• _Excerpts from an interface dataset_:

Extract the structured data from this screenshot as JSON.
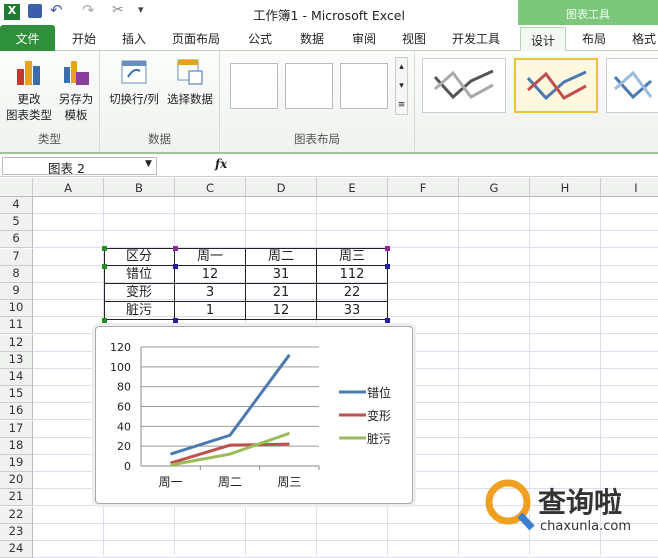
{
  "window": {
    "title": "工作簿1 - Microsoft Excel",
    "context_header": "图表工具"
  },
  "tabs": [
    "文件",
    "开始",
    "插入",
    "页面布局",
    "公式",
    "数据",
    "审阅",
    "视图",
    "开发工具",
    "设计",
    "布局",
    "格式"
  ],
  "ribbon": {
    "type_group": {
      "label": "类型",
      "change_type": [
        "更改",
        "图表类型"
      ],
      "save_template": [
        "另存为",
        "模板"
      ]
    },
    "data_group": {
      "label": "数据",
      "switch": "切换行/列",
      "select": "选择数据"
    },
    "layout_group": {
      "label": "图表布局"
    }
  },
  "formula_bar": {
    "name_box": "图表 2",
    "fx": "fx"
  },
  "columns": [
    "A",
    "B",
    "C",
    "D",
    "E",
    "F",
    "G",
    "H",
    "I"
  ],
  "rows": [
    "4",
    "5",
    "6",
    "7",
    "8",
    "9",
    "10",
    "11",
    "12",
    "13",
    "14",
    "15",
    "16",
    "17",
    "18",
    "19",
    "20",
    "21",
    "22",
    "23",
    "24"
  ],
  "table": {
    "header": [
      "区分",
      "周一",
      "周二",
      "周三"
    ],
    "rows": [
      [
        "错位",
        "12",
        "31",
        "112"
      ],
      [
        "变形",
        "3",
        "21",
        "22"
      ],
      [
        "脏污",
        "1",
        "12",
        "33"
      ]
    ]
  },
  "chart_data": {
    "type": "line",
    "categories": [
      "周一",
      "周二",
      "周三"
    ],
    "series": [
      {
        "name": "错位",
        "values": [
          12,
          31,
          112
        ],
        "color": "#4a7ab0"
      },
      {
        "name": "变形",
        "values": [
          3,
          21,
          22
        ],
        "color": "#c0504d"
      },
      {
        "name": "脏污",
        "values": [
          1,
          12,
          33
        ],
        "color": "#9bbb59"
      }
    ],
    "ylim": [
      0,
      120
    ],
    "yticks": [
      "0",
      "20",
      "40",
      "60",
      "80",
      "100",
      "120"
    ],
    "grid": true,
    "legend": "right"
  },
  "watermark": {
    "name": "查询啦",
    "url": "chaxunla.com"
  }
}
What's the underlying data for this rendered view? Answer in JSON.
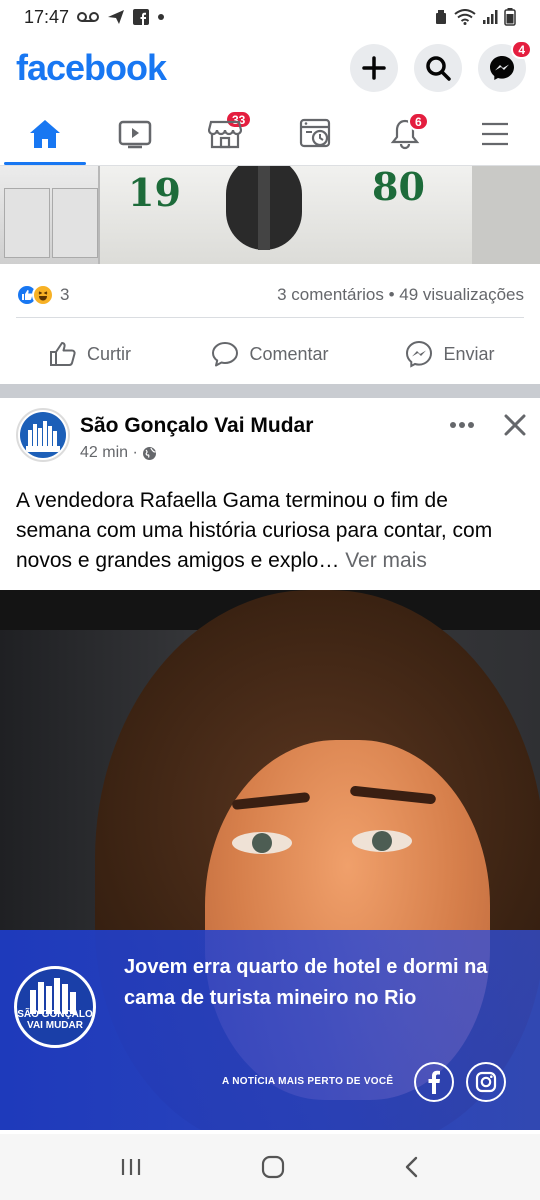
{
  "status_bar": {
    "time": "17:47",
    "left_icons": [
      "voicemail-icon",
      "send-icon",
      "facebook-icon",
      "dot-icon"
    ],
    "right_icons": [
      "recycle-icon",
      "wifi-icon",
      "signal-icon",
      "battery-icon"
    ]
  },
  "header": {
    "brand": "facebook",
    "messenger_badge": "4"
  },
  "tabs": [
    {
      "name": "home",
      "icon": "home-icon",
      "badge": ""
    },
    {
      "name": "watch",
      "icon": "video-icon",
      "badge": "33"
    },
    {
      "name": "marketplace",
      "icon": "store-icon",
      "badge": ""
    },
    {
      "name": "memories",
      "icon": "clock-icon",
      "badge": ""
    },
    {
      "name": "notifications",
      "icon": "bell-icon",
      "badge": "6"
    },
    {
      "name": "menu",
      "icon": "menu-icon",
      "badge": ""
    }
  ],
  "previous_post": {
    "image_text_left": "19",
    "image_text_right": "80",
    "reaction_count": "3",
    "stats": "3 comentários • 49 visualizações",
    "actions": {
      "like": "Curtir",
      "comment": "Comentar",
      "share": "Enviar"
    }
  },
  "post": {
    "page_name": "São Gonçalo Vai Mudar",
    "time": "42 min ·",
    "text": "A vendedora Rafaella Gama terminou o fim de semana com uma história curiosa para contar, com novos e grandes amigos e explo…",
    "see_more": "Ver mais",
    "image": {
      "headline": "Jovem erra quarto de hotel e dormi na cama de turista mineiro no Rio",
      "logo_text": "SÃO GONÇALO VAI MUDAR",
      "tagline": "A NOTÍCIA MAIS PERTO DE VOCÊ",
      "social_icons": [
        "facebook-icon",
        "instagram-icon"
      ]
    }
  },
  "colors": {
    "brand_blue": "#1877f2",
    "badge_red": "#e41e3f",
    "banner_blue": "#1e3cc8"
  }
}
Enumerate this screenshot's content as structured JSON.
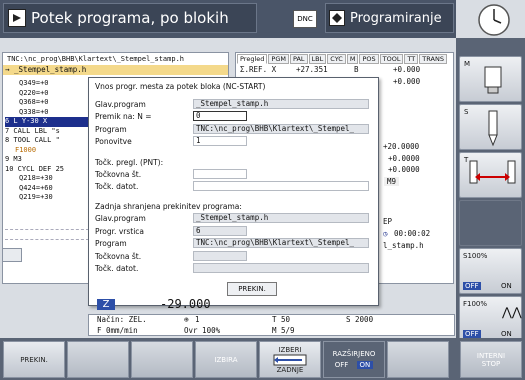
{
  "header": {
    "left_title": "Potek programa, po blokih",
    "dnc_label": "DNC",
    "right_title": "Programiranje"
  },
  "left_panel": {
    "path": "TNC:\\nc_prog\\BHB\\Klartext\\_Stempel_stamp.h",
    "active_file": "→ _Stempel_stamp.h",
    "lines": [
      "Q349=+0",
      "Q220=+0",
      "Q368=+0",
      "Q338=+0",
      "6  L  Y-30  X",
      "7  CALL LBL \"s",
      "8  TOOL CALL \"",
      "F1000",
      "9  M3",
      "10 CYCL DEF 25",
      "Q218=+30",
      "Q424=+60",
      "Q219=+30"
    ]
  },
  "right_panel": {
    "tabs": [
      "Pregled",
      "PGM",
      "PAL",
      "LBL",
      "CYC",
      "M",
      "POS",
      "TOOL",
      "TT",
      "TRANS"
    ],
    "row1": "Σ.REF. X",
    "row1_val": "+27.351",
    "row1_axis": "B",
    "row1_b": "+0.000",
    "row2_b": "+0.000",
    "val_a": "+20.0000",
    "val_b": "+0.0000",
    "val_c": "+0.0000",
    "m9": "M9",
    "time_label": "EP",
    "time": "00:00:02",
    "file": "l_stamp.h"
  },
  "dialog": {
    "title": "Vnos progr. mesta za potek bloka (NC-START)",
    "main_prog_label": "Glav.program",
    "main_prog_value": "_Stempel_stamp.h",
    "jump_label": "Premik na: N =",
    "jump_value": "0",
    "program_label": "Program",
    "program_value": "TNC:\\nc_prog\\BHB\\Klartext\\_Stempel_",
    "repeat_label": "Ponovitve",
    "repeat_value": "1",
    "pnt_heading": "Točk. pregl. (PNT):",
    "point_no_label": "Točkovna št.",
    "point_file_label": "Točk. datot.",
    "saved_heading": "Zadnja shranjena prekinitev programa:",
    "s_main_label": "Glav.program",
    "s_main_value": "_Stempel_stamp.h",
    "s_line_label": "Progr. vrstica",
    "s_line_value": "6",
    "s_prog_label": "Program",
    "s_prog_value": "TNC:\\nc_prog\\BHB\\Klartext\\_Stempel_",
    "s_point_label": "Točkovna št.",
    "s_file_label": "Točk. datot.",
    "button": "PREKIN."
  },
  "status": {
    "axis": "Z",
    "axis_value": "-29.000",
    "mode": "Način: ZEL.",
    "tool_cnt": "1",
    "tool": "T 50",
    "spindle": "S 2000",
    "feed": "F 0mm/min",
    "ovr": "Ovr 100%",
    "m": "M 5/9"
  },
  "right_softkeys": {
    "m_label": "M",
    "s_label": "S",
    "t_label": "T",
    "s_ovr": "S100%",
    "off1": "OFF",
    "on1": "ON",
    "f_ovr": "F100%",
    "off2": "OFF",
    "on2": "ON"
  },
  "bottom_softkeys": {
    "prekin": "PREKIN.",
    "izbira": "IZBIRA",
    "izberi": "IZBERI",
    "zadnje": "ZADNJE",
    "razsirjeno": "RAZŠIRJENO",
    "off": "OFF",
    "on": "ON",
    "interni": "INTERNI",
    "stop": "STOP"
  }
}
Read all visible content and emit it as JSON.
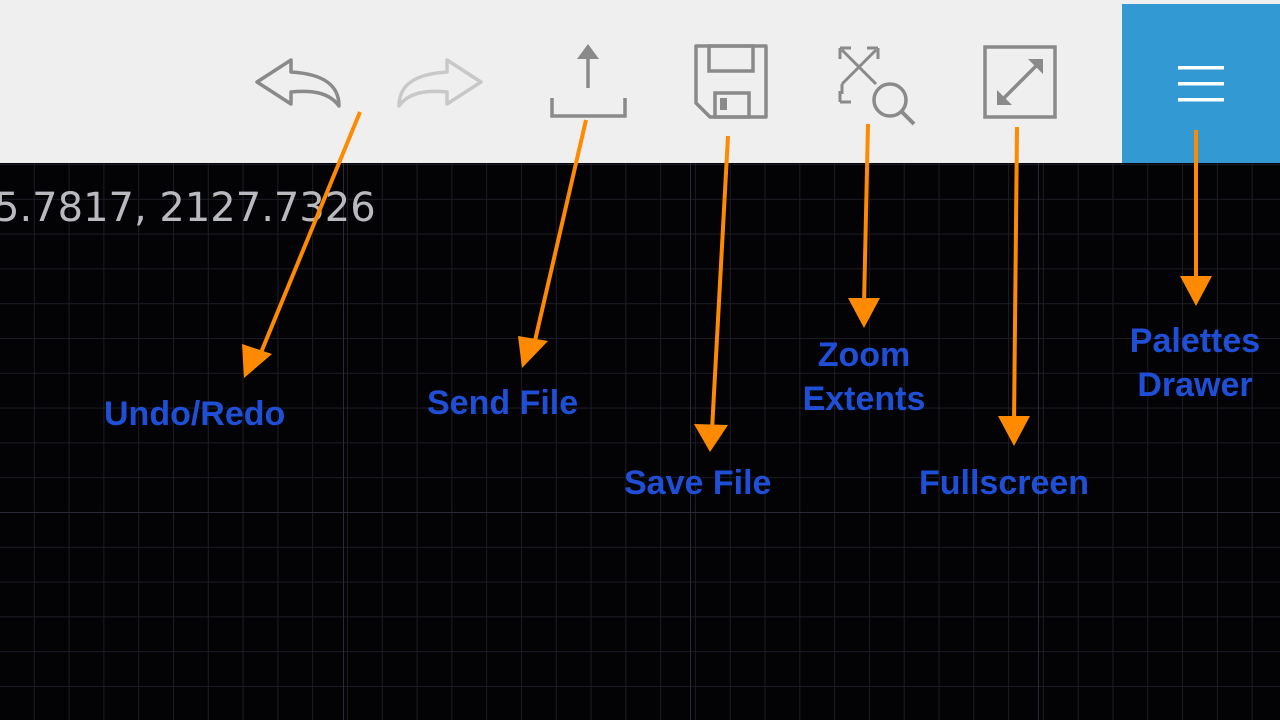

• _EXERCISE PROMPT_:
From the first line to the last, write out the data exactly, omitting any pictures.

• _EXERCISE SOLUTION_:
Extract the structured data from this screenshot as JSON.
{
  "window": {
    "title": "工作簿1 - Microsoft Excel",
    "context_header": "图表工具"
  },
  "tabs": [
    "文件",
    "开始",
    "插入",
    "页面布局",
    "公式",
    "数据",
    "审阅",
    "视图",
    "开发工具",
    "设计",
    "布局",
    "格式"
  ],
  "ribbon": {
    "type_group": {
      "label": "类型",
      "change_type": [
        "更改",
        "图表类型"
      ],
      "save_template": [
        "另存为",
        "模板"
      ]
    },
    "data_group": {
      "label": "数据",
      "switch": "切换行/列",
      "select": "选择数据"
    },
    "layout_group": {
      "label": "图表布局"
    }
  },
  "formula_bar": {
    "name_box": "图表 2",
    "fx": "fx"
  },
  "columns": [
    "A",
    "B",
    "C",
    "D",
    "E",
    "F",
    "G",
    "H",
    "I"
  ],
  "rows": [
    "4",
    "5",
    "6",
    "7",
    "8",
    "9",
    "10",
    "11",
    "12",
    "13",
    "14",
    "15",
    "16",
    "17",
    "18",
    "19",
    "20",
    "21",
    "22",
    "23",
    "24"
  ],
  "table": {
    "header": [
      "区分",
      "周一",
      "周二",
      "周三"
    ],
    "rows": [
      [
        "错位",
        "12",
        "31",
        "112"
      ],
      [
        "变形",
        "3",
        "21",
        "22"
      ],
      [
        "脏污",
        "1",
        "12",
        "33"
      ]
    ]
  },
  "chart_data": {
    "type": "line",
    "categories": [
      "周一",
      "周二",
      "周三"
    ],
    "series": [
      {
        "name": "错位",
        "values": [
          12,
          31,
          112
        ],
        "color": "#4a7ab0"
      },
      {
        "name": "变形",
        "values": [
          3,
          21,
          22
        ],
        "color": "#c0504d"
      },
      {
        "name": "脏污",
        "values": [
          1,
          12,
          33
        ],
        "color": "#9bbb59"
      }
    ],
    "ylim": [
      0,
      120
    ],
    "yticks": [
      "0",
      "20",
      "40",
      "60",
      "80",
      "100",
      "120"
    ],
    "grid": true,
    "legend": "right"
  },
  "watermark": {
    "name": "查询啦",
    "url": "chaxunla.com"
  }
}
What's the underlying data for this rendered view? Answer in JSON.
{
  "status_bar": {
    "time": "17:47",
    "left_icons": [
      "voicemail-icon",
      "send-icon",
      "facebook-icon",
      "dot-icon"
    ],
    "right_icons": [
      "recycle-icon",
      "wifi-icon",
      "signal-icon",
      "battery-icon"
    ]
  },
  "header": {
    "brand": "facebook",
    "messenger_badge": "4"
  },
  "tabs": [
    {
      "name": "home",
      "icon": "home-icon",
      "badge": ""
    },
    {
      "name": "watch",
      "icon": "video-icon",
      "badge": "33"
    },
    {
      "name": "marketplace",
      "icon": "store-icon",
      "badge": ""
    },
    {
      "name": "memories",
      "icon": "clock-icon",
      "badge": ""
    },
    {
      "name": "notifications",
      "icon": "bell-icon",
      "badge": "6"
    },
    {
      "name": "menu",
      "icon": "menu-icon",
      "badge": ""
    }
  ],
  "previous_post": {
    "image_text_left": "19",
    "image_text_right": "80",
    "reaction_count": "3",
    "stats": "3 comentários • 49 visualizações",
    "actions": {
      "like": "Curtir",
      "comment": "Comentar",
      "share": "Enviar"
    }
  },
  "post": {
    "page_name": "São Gonçalo Vai Mudar",
    "time": "42 min ·",
    "text": "A vendedora Rafaella Gama terminou o fim de semana com uma história curiosa para contar, com novos e grandes amigos e explo…",
    "see_more": "Ver mais",
    "image": {
      "headline": "Jovem erra quarto de hotel e dormi na cama de turista mineiro no Rio",
      "logo_text": "SÃO GONÇALO VAI MUDAR",
      "tagline": "A NOTÍCIA MAIS PERTO DE VOCÊ",
      "social_icons": [
        "facebook-icon",
        "instagram-icon"
      ]
    }
  },
  "colors": {
    "brand_blue": "#1877f2",
    "badge_red": "#e41e3f",
    "banner_blue": "#1e3cc8"
  }
}
Enumerate this screenshot's content as structured JSON.
{
  "header": {
    "left_title": "Potek programa, po blokih",
    "dnc_label": "DNC",
    "right_title": "Programiranje"
  },
  "left_panel": {
    "path": "TNC:\\nc_prog\\BHB\\Klartext\\_Stempel_stamp.h",
    "active_file": "→ _Stempel_stamp.h",
    "lines": [
      "Q349=+0",
      "Q220=+0",
      "Q368=+0",
      "Q338=+0",
      "6  L  Y-30  X",
      "7  CALL LBL \"s",
      "8  TOOL CALL \"",
      "F1000",
      "9  M3",
      "10 CYCL DEF 25",
      "Q218=+30",
      "Q424=+60",
      "Q219=+30"
    ]
  },
  "right_panel": {
    "tabs": [
      "Pregled",
      "PGM",
      "PAL",
      "LBL",
      "CYC",
      "M",
      "POS",
      "TOOL",
      "TT",
      "TRANS"
    ],
    "row1": "Σ.REF. X",
    "row1_val": "+27.351",
    "row1_axis": "B",
    "row1_b": "+0.000",
    "row2_b": "+0.000",
    "val_a": "+20.0000",
    "val_b": "+0.0000",
    "val_c": "+0.0000",
    "m9": "M9",
    "time_label": "EP",
    "time": "00:00:02",
    "file": "l_stamp.h"
  },
  "dialog": {
    "title": "Vnos progr. mesta za potek bloka (NC-START)",
    "main_prog_label": "Glav.program",
    "main_prog_value": "_Stempel_stamp.h",
    "jump_label": "Premik na: N =",
    "jump_value": "0",
    "program_label": "Program",
    "program_value": "TNC:\\nc_prog\\BHB\\Klartext\\_Stempel_",
    "repeat_label": "Ponovitve",
    "repeat_value": "1",
    "pnt_heading": "Točk. pregl. (PNT):",
    "point_no_label": "Točkovna št.",
    "point_file_label": "Točk. datot.",
    "saved_heading": "Zadnja shranjena prekinitev programa:",
    "s_main_label": "Glav.program",
    "s_main_value": "_Stempel_stamp.h",
    "s_line_label": "Progr. vrstica",
    "s_line_value": "6",
    "s_prog_label": "Program",
    "s_prog_value": "TNC:\\nc_prog\\BHB\\Klartext\\_Stempel_",
    "s_point_label": "Točkovna št.",
    "s_file_label": "Točk. datot.",
    "button": "PREKIN."
  },
  "status": {
    "axis": "Z",
    "axis_value": "-29.000",
    "mode": "Način: ZEL.",
    "tool_cnt": "1",
    "tool": "T 50",
    "spindle": "S 2000",
    "feed": "F 0mm/min",
    "ovr": "Ovr 100%",
    "m": "M 5/9"
  },
  "right_softkeys": {
    "m_label": "M",
    "s_label": "S",
    "t_label": "T",
    "s_ovr": "S100%",
    "off1": "OFF",
    "on1": "ON",
    "f_ovr": "F100%",
    "off2": "OFF",
    "on2": "ON"
  },
  "bottom_softkeys": {
    "prekin": "PREKIN.",
    "izbira": "IZBIRA",
    "izberi": "IZBERI",
    "zadnje": "ZADNJE",
    "razsirjeno": "RAZŠIRJENO",
    "off": "OFF",
    "on": "ON",
    "interni": "INTERNI",
    "stop": "STOP"
  }
}
Read all visible content and emit it as JSON.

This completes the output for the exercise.